WINDOWS:
Today in the trenches I had a W2K3 file server that allowed fast downloads but super-slow uploads, over mapped drives. Same thing happens whether mapped by IP or name. Happens on all clients connecting only to this particular server. Happens on any shares this server has. Happens even when backup net card is disabled. Happens even though the net card is proven to be 100Mb full duplex. Happens even when the net card and protocol settings match the same as another, functional server. Happens even though we reboot the server. Happens even though the processor, memory, and net utilization show no errors, and when the event log has no correlating events, on both client and server, and tested on several servers. Happens even when the Ethernet switch is forced to 100Mb full duplex. Happens even on the same subnet. Baffles Microsoft Premier Support when I called them and spent 5 hours with them straight on the phone, running tests, finding out at least what it is *NOT*, but not any closer to what it is. I had to leave for the day and we plan to pick it up tomorrow.

The only clue we had was that the net sniffer said that all clients were being told mysteriously by the server to delay sending packets for 3 microseconds between packets, slowing things down.
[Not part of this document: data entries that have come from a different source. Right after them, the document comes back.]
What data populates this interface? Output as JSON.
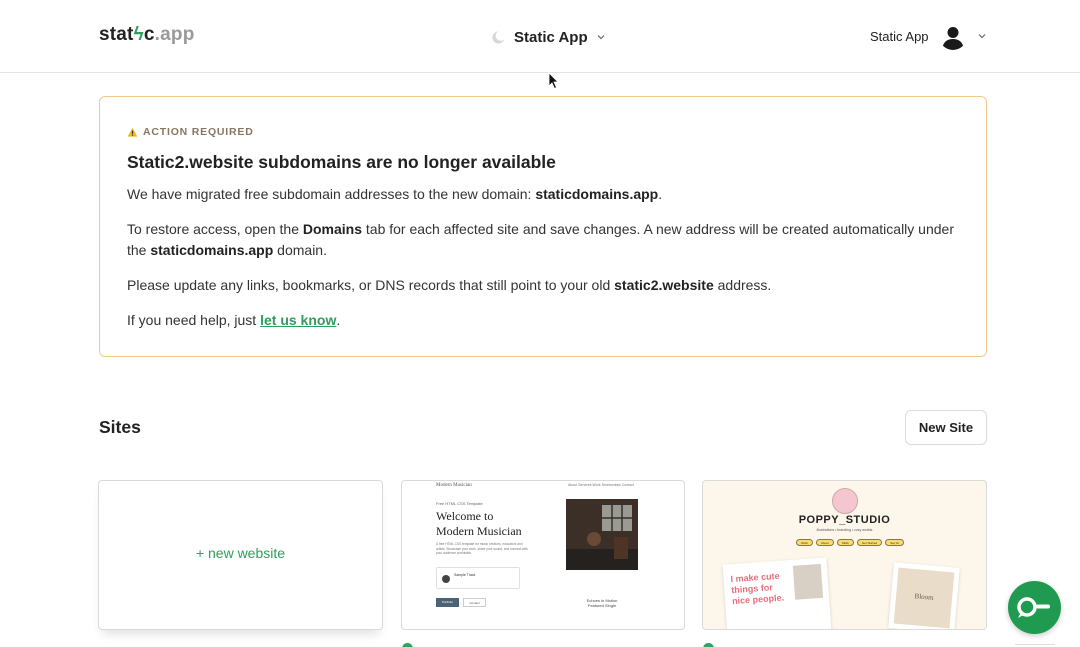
{
  "header": {
    "logo": {
      "part1": "stat",
      "bolt": "ϟ",
      "part2": "c",
      "suffix": ".app"
    },
    "app_switcher": {
      "label": "Static App",
      "icon": "moon-icon"
    },
    "user_menu": {
      "name": "Static App",
      "icon": "avatar-icon"
    }
  },
  "alert": {
    "tag": "ACTION REQUIRED",
    "title": "Static2.website subdomains are no longer available",
    "p1": {
      "text": "We have migrated free subdomain addresses to the new domain: ",
      "bold": "staticdomains.app",
      "end": "."
    },
    "p2": {
      "t1": "To restore access, open the ",
      "b1": "Domains",
      "t2": " tab for each affected site and save changes. A new address will be created automatically under the ",
      "b2": "staticdomains.app",
      "t3": " domain."
    },
    "p3": {
      "t1": "Please update any links, bookmarks, or DNS records that still point to your old ",
      "b1": "static2.website",
      "t2": " address."
    },
    "p4": {
      "t1": "If you need help, just ",
      "link": "let us know",
      "t2": "."
    }
  },
  "sites": {
    "title": "Sites",
    "new_site_label": "New Site",
    "new_website_label": "+ new website",
    "music_card": {
      "brand": "Modern Musician",
      "nav": "About    Services    Work    Testimonials    Contact",
      "kicker": "Free HTML CSS Template",
      "headline1": "Welcome to",
      "headline2": "Modern Musician",
      "desc": "A free HTML CSS template for music creators, educators and artists. Showcase your work, share your sound, and connect with your audience worldwide.",
      "track": "Sample Track",
      "btn1": "Portfolio",
      "btn2": "Contact",
      "caption1": "Echoes in Motion",
      "caption2": "Featured Single"
    },
    "poppy_card": {
      "title": "POPPY_STUDIO",
      "subtitle": "illustrations • branding • cozy worlds",
      "pills": [
        "Work",
        "About",
        "Skills",
        "Get Started",
        "Say Hi"
      ],
      "headline": "I make cute things for nice people.",
      "sign": "Bloom"
    }
  },
  "colors": {
    "accent": "#2e9e5b",
    "alert_border": "#f0c98a",
    "chat": "#219a51"
  }
}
This pushes the problem up from the TCP/IP network layer and into the SMB protocol layer.

If the Windows OS is corrupt for these daemons, then there's more to it than having to uninstall the Server and Redirector services -- MS gives you no way to do that. Instead, you have to either do a repair install from the install cd, or use the install cd to install the OS into a separate directory. And you're going to need a reboot or two. Otherwise, you're looking at DLL and Registry surgery.


COMPARISON ON LINUX:
If NFS or SSHFS exhibited signs of trouble, I would simply backup the config files for these tools if I had them, and then use '/etc/init.d' option to shut down these services, and then use 'apt-get --purge remove' option to remove these things, and then remove the old config files if they were left behind, and then use 'apt-get install' option to install them back. Then, copy back out config files, update the system to the max, and restart services from /etc/init.d. No reboot necessary.